Tremors have long wreaked havoc across the globe and Africa has not
been left without a scratch. Evidence shows that the rift valley in Ethiopia
is expanding, albeit at a slow rate. Enter a group of international researchers,
led by Dr Tim Wright, a geophysicist at the University of Leeds, who successfully
clinched a €3.79 million grant from the National Environment Research
Council (NERC) in the UK to study seismic activities that occur in the Afar
desert of Northern Ethiopia.
The rift valley in Ethiopia is where the African and Arabian tectonic plates - two continent crust shelves - meet and trigger cataclysmic activity. One of the biggest events ever to hit the region was in September 2005 when hundreds of deep crevices emerged over a short period.
|A surveyor from the Ethiopian Mapping Agency examines a ground rupture created during the September rifting event. |
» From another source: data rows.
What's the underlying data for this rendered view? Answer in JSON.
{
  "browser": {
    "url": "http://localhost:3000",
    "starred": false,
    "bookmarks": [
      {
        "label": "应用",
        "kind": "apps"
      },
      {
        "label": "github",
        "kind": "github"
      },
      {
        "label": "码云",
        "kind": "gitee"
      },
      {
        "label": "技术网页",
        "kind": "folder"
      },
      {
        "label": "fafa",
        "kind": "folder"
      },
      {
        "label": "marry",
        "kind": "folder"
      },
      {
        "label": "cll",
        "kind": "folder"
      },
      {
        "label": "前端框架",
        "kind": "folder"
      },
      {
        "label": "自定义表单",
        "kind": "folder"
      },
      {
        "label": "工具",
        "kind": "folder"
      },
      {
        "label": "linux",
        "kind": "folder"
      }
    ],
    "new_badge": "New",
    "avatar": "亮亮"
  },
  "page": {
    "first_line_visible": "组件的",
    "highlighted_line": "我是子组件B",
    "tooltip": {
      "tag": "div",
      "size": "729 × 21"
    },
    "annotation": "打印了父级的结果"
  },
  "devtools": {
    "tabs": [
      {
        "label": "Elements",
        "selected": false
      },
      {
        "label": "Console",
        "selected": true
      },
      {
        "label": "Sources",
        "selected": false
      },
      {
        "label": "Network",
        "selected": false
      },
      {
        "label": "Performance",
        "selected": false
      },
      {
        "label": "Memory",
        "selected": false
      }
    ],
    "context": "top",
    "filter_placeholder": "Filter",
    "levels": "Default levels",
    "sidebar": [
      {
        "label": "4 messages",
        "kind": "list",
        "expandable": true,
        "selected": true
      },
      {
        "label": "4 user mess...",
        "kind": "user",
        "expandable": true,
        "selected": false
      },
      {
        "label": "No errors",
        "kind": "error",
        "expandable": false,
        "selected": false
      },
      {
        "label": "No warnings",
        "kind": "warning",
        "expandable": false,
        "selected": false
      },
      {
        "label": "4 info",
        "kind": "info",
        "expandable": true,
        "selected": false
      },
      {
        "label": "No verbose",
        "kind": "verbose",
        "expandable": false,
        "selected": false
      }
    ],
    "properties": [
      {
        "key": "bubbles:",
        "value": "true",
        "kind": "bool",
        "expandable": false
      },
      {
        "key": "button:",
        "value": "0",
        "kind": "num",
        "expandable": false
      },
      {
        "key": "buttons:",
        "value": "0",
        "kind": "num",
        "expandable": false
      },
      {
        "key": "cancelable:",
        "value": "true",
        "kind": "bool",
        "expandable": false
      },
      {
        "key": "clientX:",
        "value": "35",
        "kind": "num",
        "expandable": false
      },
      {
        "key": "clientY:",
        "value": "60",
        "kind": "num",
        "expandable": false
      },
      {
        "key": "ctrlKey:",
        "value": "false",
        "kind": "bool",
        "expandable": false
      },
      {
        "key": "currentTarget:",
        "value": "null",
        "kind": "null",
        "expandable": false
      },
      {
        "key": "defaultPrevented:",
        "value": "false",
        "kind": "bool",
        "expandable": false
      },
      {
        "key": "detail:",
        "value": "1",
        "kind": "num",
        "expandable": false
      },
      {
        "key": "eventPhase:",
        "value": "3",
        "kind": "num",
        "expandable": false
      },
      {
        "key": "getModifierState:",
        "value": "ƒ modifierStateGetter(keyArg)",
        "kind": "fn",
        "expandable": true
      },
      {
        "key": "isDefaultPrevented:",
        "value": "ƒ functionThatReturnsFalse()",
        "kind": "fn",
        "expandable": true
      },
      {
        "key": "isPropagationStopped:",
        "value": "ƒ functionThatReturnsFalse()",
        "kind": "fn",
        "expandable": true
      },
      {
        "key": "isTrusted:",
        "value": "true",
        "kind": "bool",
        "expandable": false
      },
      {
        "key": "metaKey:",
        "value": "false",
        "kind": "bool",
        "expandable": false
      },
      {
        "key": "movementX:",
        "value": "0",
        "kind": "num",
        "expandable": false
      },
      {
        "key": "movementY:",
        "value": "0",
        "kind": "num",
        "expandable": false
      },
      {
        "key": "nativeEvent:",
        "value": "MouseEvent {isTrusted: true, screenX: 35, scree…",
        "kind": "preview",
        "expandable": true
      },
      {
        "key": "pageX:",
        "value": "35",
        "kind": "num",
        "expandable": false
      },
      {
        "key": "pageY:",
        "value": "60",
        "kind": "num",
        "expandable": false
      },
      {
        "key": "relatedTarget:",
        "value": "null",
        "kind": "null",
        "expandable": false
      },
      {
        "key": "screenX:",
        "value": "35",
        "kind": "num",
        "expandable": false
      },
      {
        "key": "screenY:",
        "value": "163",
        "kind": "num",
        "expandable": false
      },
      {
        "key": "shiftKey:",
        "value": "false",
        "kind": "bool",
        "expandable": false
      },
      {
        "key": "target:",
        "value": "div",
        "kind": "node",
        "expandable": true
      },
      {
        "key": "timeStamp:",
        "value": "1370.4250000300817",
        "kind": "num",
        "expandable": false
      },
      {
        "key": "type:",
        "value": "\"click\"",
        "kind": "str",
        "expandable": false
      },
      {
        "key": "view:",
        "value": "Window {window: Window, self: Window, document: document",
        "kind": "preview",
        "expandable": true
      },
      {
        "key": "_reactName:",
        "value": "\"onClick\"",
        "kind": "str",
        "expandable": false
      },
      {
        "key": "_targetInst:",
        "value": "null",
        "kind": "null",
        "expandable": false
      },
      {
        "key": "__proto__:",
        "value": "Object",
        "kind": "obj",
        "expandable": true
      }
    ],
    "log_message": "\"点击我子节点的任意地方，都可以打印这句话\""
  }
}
© Tim Wright
Apart from dealing with ground parts that shifted eight metres, the region was dealt a huge blow when more than two billion cubic metres of magma oozed into a crack between the two tectonic plates, triggering an even bigger separation.
This study affords the 28 researchers the chance to better understand the development
and movement of continents. “Much of the activity between the continental
shelves takes place deep underwater at the mid-ocean ridges,” said Dr Wright. “Ethiopia
is the only place on the planet where we can see a continent splitting apart
on dry land.”
The researchers will use satellite radar to measure changes in the ground. “In
its simplest form, you are taking two snapshots of the same place, separated
by a period of time, to see how far they have moved apart,” the team leader
said. Other instruments to be used to uncover the properties of rock and magma,
and to monitor the crust's movement, include GPS and seismometers. The
team will use the information they collect to set up a 3D computer model of how
magma moves through the Earth's crust to create and destroy continents.
An interesting observation is that when the gap between the two tectonic plates expands, the gap fills with magma that later cools forming new land. The researchers claim that the Red Sea may potentially flood the sinking region in about 1 million years. The end result would be a new Africa.
“It's very exciting because we're witnessing the birth of a
new ocean,” explained Dr Wright. “We don't know what is going to happen,
but we believe that it may turn parts of Northern Ethiopia and Eritrea into an
island, before a much larger land mass – the horn of Africa – breaks off from
Researchers from the universities of Cambridge, Oxford, Bristol and Edinburgh,
in addition to researchers from universities in France, New Zealand, Ethiopia
and the US are participating in the project. A significant aspect of this programme
is that Ethiopian scientists will obtain European know-how in the use of satellite
and radar technology.